As a young woman in the 1960s, Sister Cecilia Dwyer came to an isolated Benedictine monastery in western Prince William County to begin her life as a nun.
Stately pin oaks lined the monastery entrance just off a sleepy country lane called Linton Hall Road that wound through six miles of farms and woods. By day, two cars might pass. At night, the country sky was velvety black and pasted with stars. She and the other sisters lived in almost total silence.
These days, Sister Cecilia, now prioress of the monastery, has a hard time turning left out of her driveway. In the past decade, the woods and farms of Linton Hall have given way to thousands of new houses, four huge shopping centers, three new megachurches, and, by the end of the year, nine new public schools. Signs proclaiming "Acreage for Sale" and "Luxury Homes Coming Soon" dot Linton Hall Road, now a jammed, four-lane thoroughfare.
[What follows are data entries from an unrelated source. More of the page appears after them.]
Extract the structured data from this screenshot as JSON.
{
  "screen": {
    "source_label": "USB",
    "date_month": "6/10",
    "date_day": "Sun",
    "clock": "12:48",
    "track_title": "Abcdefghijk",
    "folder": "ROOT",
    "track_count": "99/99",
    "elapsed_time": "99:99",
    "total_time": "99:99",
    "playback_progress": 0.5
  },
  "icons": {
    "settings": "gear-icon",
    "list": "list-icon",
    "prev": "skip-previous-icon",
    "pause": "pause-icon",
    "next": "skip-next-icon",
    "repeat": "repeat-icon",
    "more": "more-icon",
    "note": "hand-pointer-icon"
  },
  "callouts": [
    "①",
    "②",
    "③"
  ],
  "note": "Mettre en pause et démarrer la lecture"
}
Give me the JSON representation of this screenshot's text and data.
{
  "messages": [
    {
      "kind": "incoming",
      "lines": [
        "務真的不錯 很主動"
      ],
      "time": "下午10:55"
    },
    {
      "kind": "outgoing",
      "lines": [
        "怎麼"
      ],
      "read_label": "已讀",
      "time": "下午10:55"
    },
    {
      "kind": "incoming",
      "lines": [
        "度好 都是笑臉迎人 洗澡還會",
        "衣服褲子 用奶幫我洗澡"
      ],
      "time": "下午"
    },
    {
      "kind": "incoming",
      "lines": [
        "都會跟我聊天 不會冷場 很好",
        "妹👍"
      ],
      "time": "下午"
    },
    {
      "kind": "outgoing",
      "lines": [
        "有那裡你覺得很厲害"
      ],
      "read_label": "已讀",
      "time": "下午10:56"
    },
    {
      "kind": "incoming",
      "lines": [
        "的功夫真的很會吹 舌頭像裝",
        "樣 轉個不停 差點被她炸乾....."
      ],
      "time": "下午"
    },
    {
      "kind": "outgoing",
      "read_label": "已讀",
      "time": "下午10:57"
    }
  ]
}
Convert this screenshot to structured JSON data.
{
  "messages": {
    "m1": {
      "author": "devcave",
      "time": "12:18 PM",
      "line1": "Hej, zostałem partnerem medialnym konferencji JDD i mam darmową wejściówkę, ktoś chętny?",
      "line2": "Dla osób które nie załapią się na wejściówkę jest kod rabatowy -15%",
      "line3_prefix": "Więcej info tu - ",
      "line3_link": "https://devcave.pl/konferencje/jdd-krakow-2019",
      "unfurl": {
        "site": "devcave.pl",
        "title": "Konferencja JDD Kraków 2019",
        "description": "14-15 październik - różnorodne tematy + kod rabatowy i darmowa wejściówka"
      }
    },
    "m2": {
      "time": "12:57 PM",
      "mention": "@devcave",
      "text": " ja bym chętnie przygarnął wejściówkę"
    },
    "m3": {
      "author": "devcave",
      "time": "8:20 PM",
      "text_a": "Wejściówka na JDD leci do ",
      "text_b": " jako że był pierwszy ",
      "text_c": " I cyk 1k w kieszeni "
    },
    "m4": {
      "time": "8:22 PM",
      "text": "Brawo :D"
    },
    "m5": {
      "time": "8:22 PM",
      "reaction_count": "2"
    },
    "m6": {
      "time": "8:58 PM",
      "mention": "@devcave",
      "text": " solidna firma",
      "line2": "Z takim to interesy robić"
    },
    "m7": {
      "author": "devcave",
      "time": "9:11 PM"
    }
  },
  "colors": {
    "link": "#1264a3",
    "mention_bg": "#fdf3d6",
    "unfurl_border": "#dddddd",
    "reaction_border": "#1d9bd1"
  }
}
"We've become completely surrounded," Sister Cecilia said the other day, nodding to the housing developments that encircle the monastery. "And the lights of the Safeway at night - well, we're not used to it."
To understand what Virginia is becoming, head to Linton Hall, one of the fastest-growing areas of fast-growing Northern Virginia. The community, which seems to have sprung from whole cloth overnight, added 27,000 residents in 10 years, according to census figures released Thursday.
Many of the newcomers are Hispanics, Asians and African Americans, the groups fueling growth in the new Virginia. While the non-Hispanic white population in Northern Virginia grew 6 percent in the past decade, the Hispanic population jumped 78 percent, the Asian population, 74 percent, and the African American share, 31 percent.
As a result, the Old Dominion, site of the capital of the Confederacy during the 1860s and a place where some officials encouraged "massive resistance" to integration during the 1960s, is becoming a multicultural mecca.
Nowhere is that more evident than in Prince William, site of some of the most famous battles of the Civil War and now a majority-minority county.
In Linton Hall, the diversity is on display at Bristow Elementary, a school built in 1998 that crams 1,200 students who speak 20 languages into an ever-expanding sea of trailers.
As school was being dismissed Friday, three friends waited down a little wooded path for their children.
Donna Wilson, 35, who moved into the Kingsbrooke development when it was still a "ghost town" in the late 1990s, is white. Aber Dabbah, 36, who was drawn to the open spaces and affordable houses in 2001, is from Abu Dhabi. And Yolanda Urquhart, 44, who moved from Manassas in 2007 to get her kids into better schools, is black.
The traffic is a headache, the women agreed. A couple of years ago, the Census Bureau rated Linton Hall No. 1 in the nation for having the longest average one-way commute, at 46.3 minutes.